Similarly, in the case of anti-hydrocarbon protests in Pudukottai district — around 390 km from here — people from two villages daily assemble at Neduvasal to participate in the protest as they fear the project would impact farming in the entire district,” Parthiban Vairavan, hailing from Neduvasal village but working here, told IANS.
“Whether at Neduvasal or Idinthakarai, the people’s protests were peaceful and non-violent,” Sundarrajan pointed out.
On Friday, braving the rains, people at Neduvasal once again held their protest.
According to Pushparayan, environment-related protests should be used to pressure authorities, but the movement’s leaders should not look at the political space which would only damage the basic cause.
The PMANE leaders had fought the 2014 general elections on Aam Aadmi Party (AAP) tickets and lost.
A person close to the anti-KNPP protests told IANS: “Circumstances forced the PMANE leaders to exit the Idinthakarai village. The general elections gave them the exit route. If they had not fought the elections they would have been arrested under various charges including sedition.”
“The anti-KNPP struggle cannot be termed as a failure.
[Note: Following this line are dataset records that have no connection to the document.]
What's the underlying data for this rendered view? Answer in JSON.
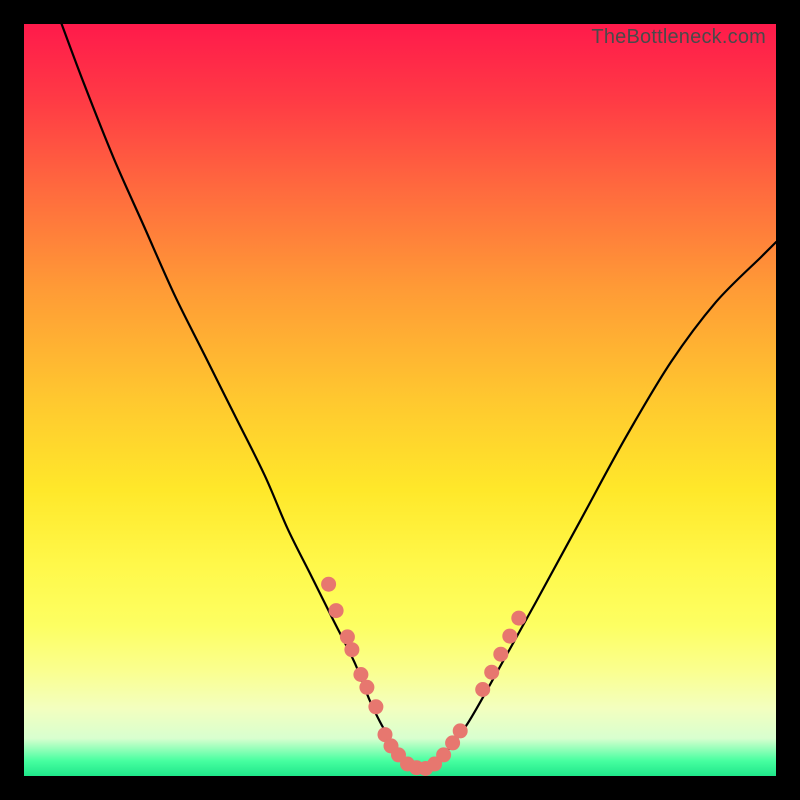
{
  "watermark": "TheBottleneck.com",
  "colors": {
    "dot": "#e7776f",
    "curve": "#000000"
  },
  "chart_data": {
    "type": "line",
    "title": "",
    "xlabel": "",
    "ylabel": "",
    "xlim": [
      0,
      100
    ],
    "ylim": [
      0,
      100
    ],
    "note": "Axis values are estimated from pixel positions; no numeric tick labels are visible in the image.",
    "series": [
      {
        "name": "curve",
        "x": [
          5,
          8,
          12,
          16,
          20,
          24,
          28,
          32,
          35,
          38,
          41,
          44,
          46,
          48,
          50,
          52,
          54,
          56,
          59,
          63,
          68,
          74,
          80,
          86,
          92,
          98,
          100
        ],
        "y": [
          100,
          92,
          82,
          73,
          64,
          56,
          48,
          40,
          33,
          27,
          21,
          15,
          10,
          6,
          3,
          1,
          1,
          3,
          7,
          14,
          23,
          34,
          45,
          55,
          63,
          69,
          71
        ]
      }
    ],
    "marker_clusters": [
      {
        "name": "left-cluster",
        "points": [
          {
            "x": 40.5,
            "y": 25.5
          },
          {
            "x": 41.5,
            "y": 22.0
          },
          {
            "x": 43.0,
            "y": 18.5
          },
          {
            "x": 43.6,
            "y": 16.8
          },
          {
            "x": 44.8,
            "y": 13.5
          },
          {
            "x": 45.6,
            "y": 11.8
          },
          {
            "x": 46.8,
            "y": 9.2
          }
        ]
      },
      {
        "name": "bottom-cluster",
        "points": [
          {
            "x": 48.0,
            "y": 5.5
          },
          {
            "x": 48.8,
            "y": 4.0
          },
          {
            "x": 49.8,
            "y": 2.8
          },
          {
            "x": 51.0,
            "y": 1.6
          },
          {
            "x": 52.2,
            "y": 1.1
          },
          {
            "x": 53.4,
            "y": 1.0
          },
          {
            "x": 54.6,
            "y": 1.6
          },
          {
            "x": 55.8,
            "y": 2.8
          },
          {
            "x": 57.0,
            "y": 4.4
          },
          {
            "x": 58.0,
            "y": 6.0
          }
        ]
      },
      {
        "name": "right-cluster",
        "points": [
          {
            "x": 61.0,
            "y": 11.5
          },
          {
            "x": 62.2,
            "y": 13.8
          },
          {
            "x": 63.4,
            "y": 16.2
          },
          {
            "x": 64.6,
            "y": 18.6
          },
          {
            "x": 65.8,
            "y": 21.0
          }
        ]
      }
    ]
  }
}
On the other hand, it set up the platform or template for people to oppose projects that affect the environment,” Sundarrajan said.
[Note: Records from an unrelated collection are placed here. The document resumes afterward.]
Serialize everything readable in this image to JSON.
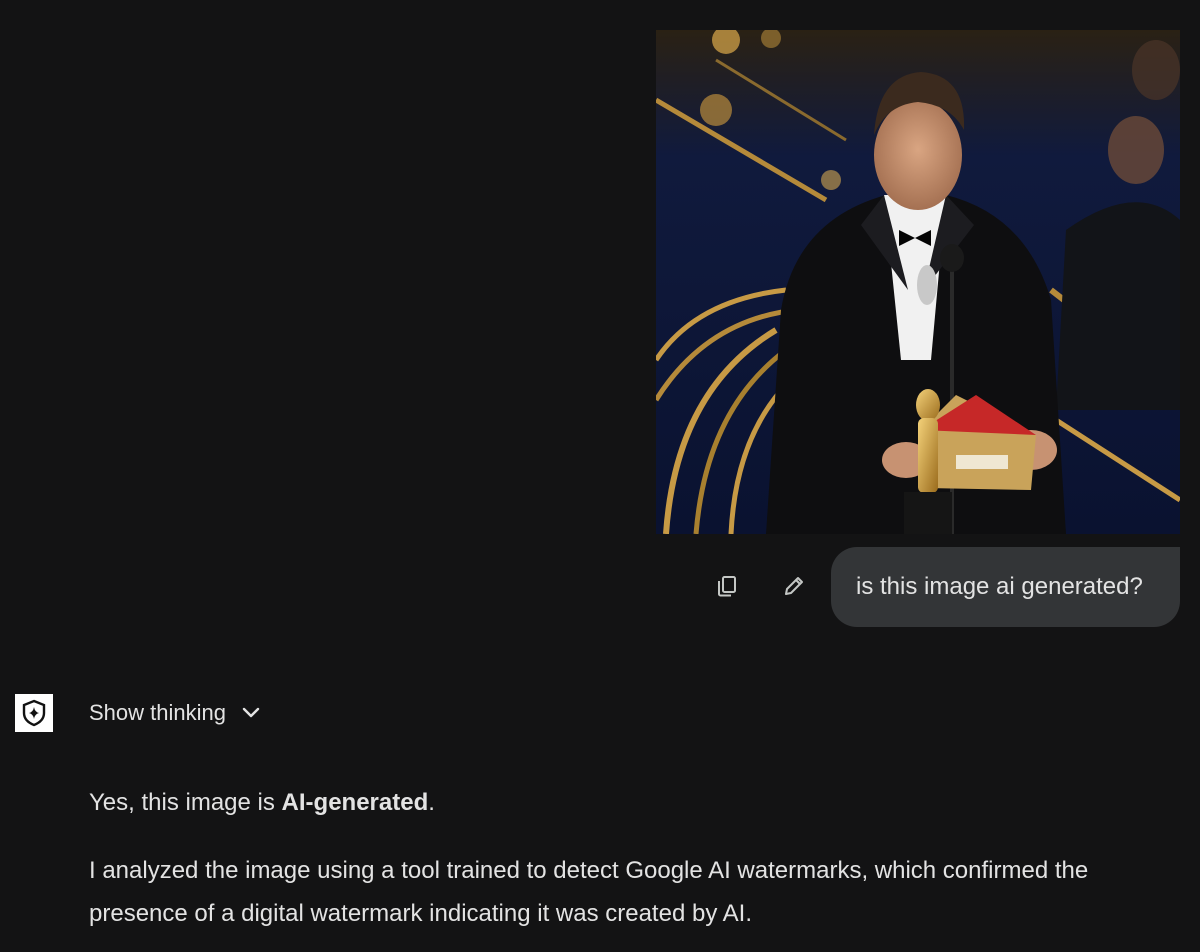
{
  "user_message": {
    "text": "is this image ai generated?",
    "actions": {
      "copy_icon": "copy-icon",
      "edit_icon": "pencil-icon"
    }
  },
  "model_response": {
    "avatar_icon": "shield-sparkle-icon",
    "show_thinking_label": "Show thinking",
    "paragraph1_prefix": "Yes, this image is ",
    "paragraph1_bold": "AI-generated",
    "paragraph1_suffix": ".",
    "paragraph2": "I analyzed the image using a tool trained to detect Google AI watermarks, which confirmed the presence of a digital watermark indicating it was created by AI."
  },
  "colors": {
    "background": "#131314",
    "bubble": "#333537",
    "text": "#e3e3e3"
  }
}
“In other parts of the country, people are opposing nuclear power projects and that can be due to the anti-KNPP effect that kept the issue in the minds of people across the nation through debates, posters, leaflets,” he added.
Not many, even in Tamil Nadu, would have heard about the small fishing village named Idinthakarai, literally meaning damaged coast, till the villagers there started their protest against the KNPP.
The sustained protests — hunger strikes, rallies, fishing strike, sea siege of the plant — by people in large numbers shook the entire Indian nuclear establishment and also baffled political parties as the fishermen and their family members, forgoing their work and earnings, gathered in large numbers to protest.
While the street protests were carried out by the villagers in Kudankulam, Idinthakarai and other places, anti-nuclear activists and others joined hands with PMANE and fought on a different plane — ferreting information by filing applications under the Right to Information (RTI) Act and fighting court cases.
(Venkatachari Jagannathan can be contacted at v.jagannathan.com)